More of a soft reboot than sequel, The Suicide Squad is James Gunn’s R-rated, DCEU redemption story in more ways than one. It probably won’t save the world, but it just might save the summer blockbuster season.
What a difference a filmmaker makes. David Ayer’s Suicide Squad was certainly a box office success in 2016, but it confounded critics and fans for its awkward storytelling and gawdy visual style. Aside from establishing Margot Robbie’s Harley Quinn as a pop culture icon, many found little reason to get all that excited for another entry.
Then came James Gunn, fresh off his success with the Guardians of the Galaxy movies, but also some manufactured controversy involving old tweets, far-right agitators, and a bunch of other details no one should give a damn about. After a sudden expulsion from working with Disney (which would eventually be reversed, thankfully), Gunn was tapped by Warner Bros. to take on the Suicide Squad sequel.
A Gunn-ho take.
It made total sense for everyone involved, considering how the first Suicide Squad tried so hard to fashion itself as the DCEU’s answer to Marvel’s ragtag team of anti-heroes who get to be a little more edgy and crass than the typical superhero team. And if anything, this new movie probably borrows more of its style and humor from Deadpool.
The Guardians movies always suffered a huge disadvantage from having mostly unknown characters at the forefront, so what’s the first obvious sign that something is massively different with Gunn’s interpretation? Well, almost everyone in The Suicide Squad is a new character, but also someone virtually unknown to the vast majority of casual moviegoers.
This is the first sign that Gunn is in a real comfort zone from the moment The Suicide Squad gets rolling. A team of the usual supervillains gets rounded up by Amanda Waller (once again played by Viola Davis, because seriously, who else?) to embark on a highly dangerous mission. They’re expendables, if you will, because if they survive, they lose some time on their prison sentence. If they die? Well, that’s sort of the point of the name.
So, what, we some new kind of Suicide Squad?
Like the previous movie, The Suicide Squad focuses on just one mission and lets the baddies go from there. We have a much bigger cast of comic book oddities to meet and interact with, though you can expect some to be far more important and well-realized than others, which is sort of the point.
To avoid making this action comedy too crowded, Gunn structures most of the main plot around a core group led by the mercenary known as Bloodsport (Idris Elba), joined by the jingoistic Peacemaker (John Cena), who amusingly shares a lot of the same skills and even backstory as Bloodsport, so the two naturally butt heads.

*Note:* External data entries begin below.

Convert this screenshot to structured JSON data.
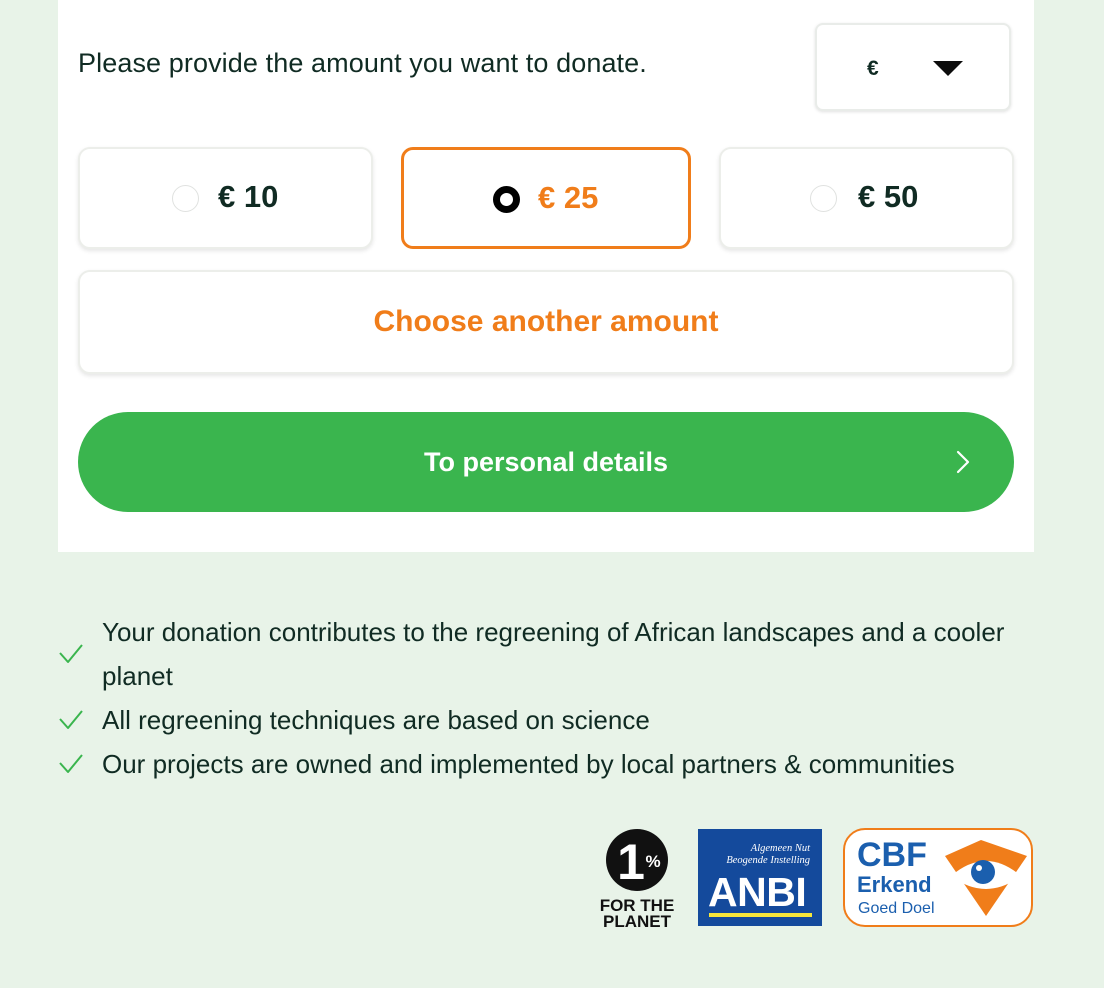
{
  "form": {
    "prompt": "Please provide the amount you want to donate.",
    "currency": {
      "value": "€"
    },
    "amounts": [
      {
        "label": "€ 10",
        "selected": false
      },
      {
        "label": "€ 25",
        "selected": true
      },
      {
        "label": "€ 50",
        "selected": false
      }
    ],
    "other_amount_label": "Choose another amount",
    "submit_label": "To personal details"
  },
  "usps": [
    "Your donation contributes to the regreening of African landscapes and a cooler planet",
    "All regreening techniques are based on science",
    "Our projects are owned and implemented by local partners & communities"
  ],
  "logos": {
    "one_percent": {
      "numeral": "1",
      "symbol": "%",
      "line1": "FOR THE",
      "line2": "PLANET"
    },
    "anbi": {
      "line1": "Algemeen Nut",
      "line2": "Beogende Instelling",
      "name": "ANBI"
    },
    "cbf": {
      "name": "CBF",
      "line2": "Erkend",
      "line3": "Goed Doel"
    }
  },
  "colors": {
    "background": "#e8f3e8",
    "accent_orange": "#f07d1a",
    "cta_green": "#3ab54e",
    "check_green": "#3ab54e",
    "text_dark": "#102b23",
    "anbi_blue": "#144a9c",
    "cbf_blue": "#1b5fae"
  },
  "icons": {
    "currency_dropdown": "caret-down-icon",
    "submit": "chevron-right-icon",
    "usp": "checkmark-icon"
  }
}
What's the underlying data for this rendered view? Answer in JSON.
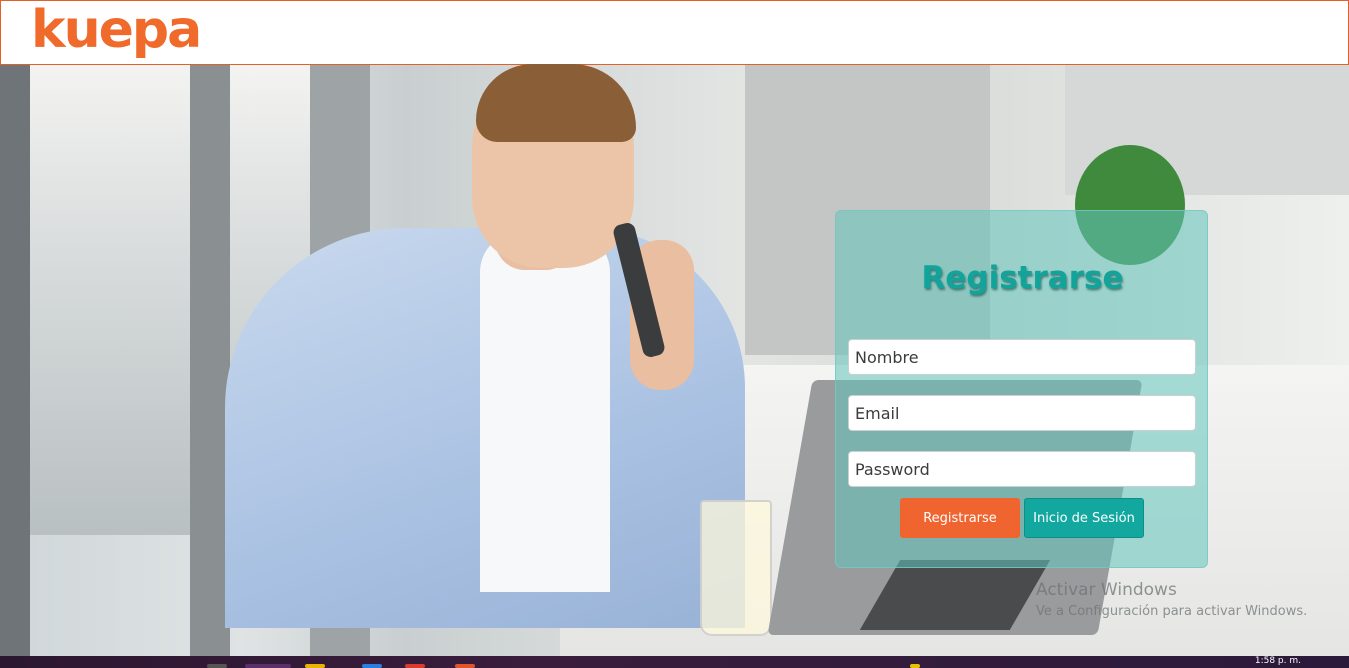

There’s Ratcatcher 2 (Daniela Melchior), the token Millennial who can control rats. Polka-Dot Man (David Dastmalchian), whose quirky powers wonderfully match his mommy issues. And finally King Shark (Sylvester Stallone), the Groot archetype of the squad, though far more brutal in his own instantly gif-worthy way.
Margot Robbie returns as Harley Quinn, still up to her clownish tricks and thriving in her post-Birds of Prey canon. And Joel Kinnaman gets a surprising refresh as the team’s field leader and only non-criminal. He’s still the same self-serious voice of reason as he was in the last film, but you can tell Gunn found room to make him at least a notch more interesting and engaging than before.
You either die a villain…or join Task Force X.
The Suicide Squad is bizarrely smart for being such a chaotic, blood-drenched thrill ride. There’s a clear formula at play here for how each of the characters gets a fundamental arc, some beats and downtime to establish stakes outside of the mission, and more than enough set pieces to highlight their goofy powers and how they organically grow as a team over time. Their journey from strangers to endearing coworkers is a smashing one, but also an overlong experience that may exhaust some viewers.
Still, it’s easy to champion this film as the prime example of a studio trusting the director instead of a focus group reacting positively to needle drops in a movie trailer. When given the freedom, a director as talented as Gunn is going to find ways to infuse his own dark, comedic tone into a whole new universe without it feeling like the B-side to what he’s done before. the result is one of the best comic-book movies of the last few years, and easily the best DC one since Christopher Nolan had his hands on some of these characters.
The Suicide Squad opens in theaters August 6. It will also be available to stream on HBO Max for 30 days starting August 6. You can watch the full trailer here.